----- Data shown

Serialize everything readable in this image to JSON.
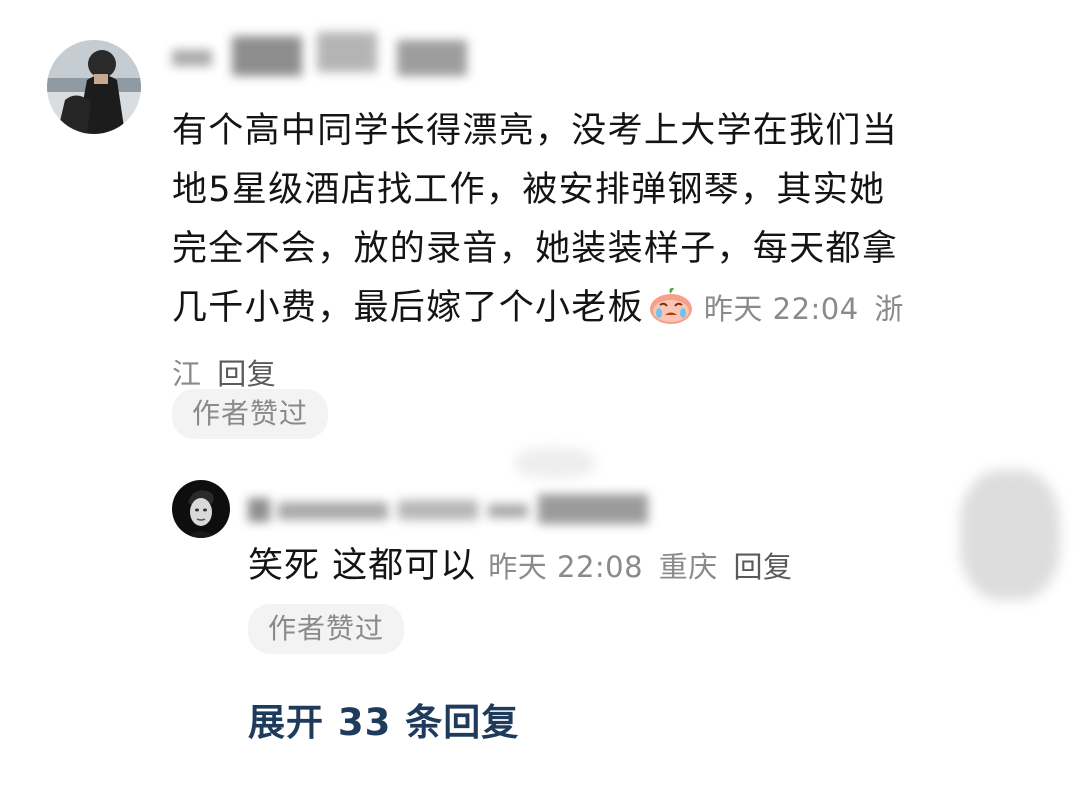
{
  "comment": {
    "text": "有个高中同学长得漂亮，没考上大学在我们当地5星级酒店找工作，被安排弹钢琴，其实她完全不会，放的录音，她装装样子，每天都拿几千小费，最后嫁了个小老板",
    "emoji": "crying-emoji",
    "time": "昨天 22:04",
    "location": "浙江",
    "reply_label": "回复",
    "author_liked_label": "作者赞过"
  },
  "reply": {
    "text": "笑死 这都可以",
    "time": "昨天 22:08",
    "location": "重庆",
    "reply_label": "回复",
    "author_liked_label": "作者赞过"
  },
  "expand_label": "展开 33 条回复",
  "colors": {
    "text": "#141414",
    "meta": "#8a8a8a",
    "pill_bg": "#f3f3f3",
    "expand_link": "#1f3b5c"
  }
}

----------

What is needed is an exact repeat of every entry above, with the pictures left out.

### Answer below
Serialize everything readable in this image to JSON.
{
  "comment": {
    "text": "有个高中同学长得漂亮，没考上大学在我们当地5星级酒店找工作，被安排弹钢琴，其实她完全不会，放的录音，她装装样子，每天都拿几千小费，最后嫁了个小老板",
    "emoji": "crying-emoji",
    "time": "昨天 22:04",
    "location": "浙江",
    "reply_label": "回复",
    "author_liked_label": "作者赞过"
  },
  "reply": {
    "text": "笑死 这都可以",
    "time": "昨天 22:08",
    "location": "重庆",
    "reply_label": "回复",
    "author_liked_label": "作者赞过"
  },
  "expand_label": "展开 33 条回复",
  "colors": {
    "text": "#141414",
    "meta": "#8a8a8a",
    "pill_bg": "#f3f3f3",
    "expand_link": "#1f3b5c"
  }
}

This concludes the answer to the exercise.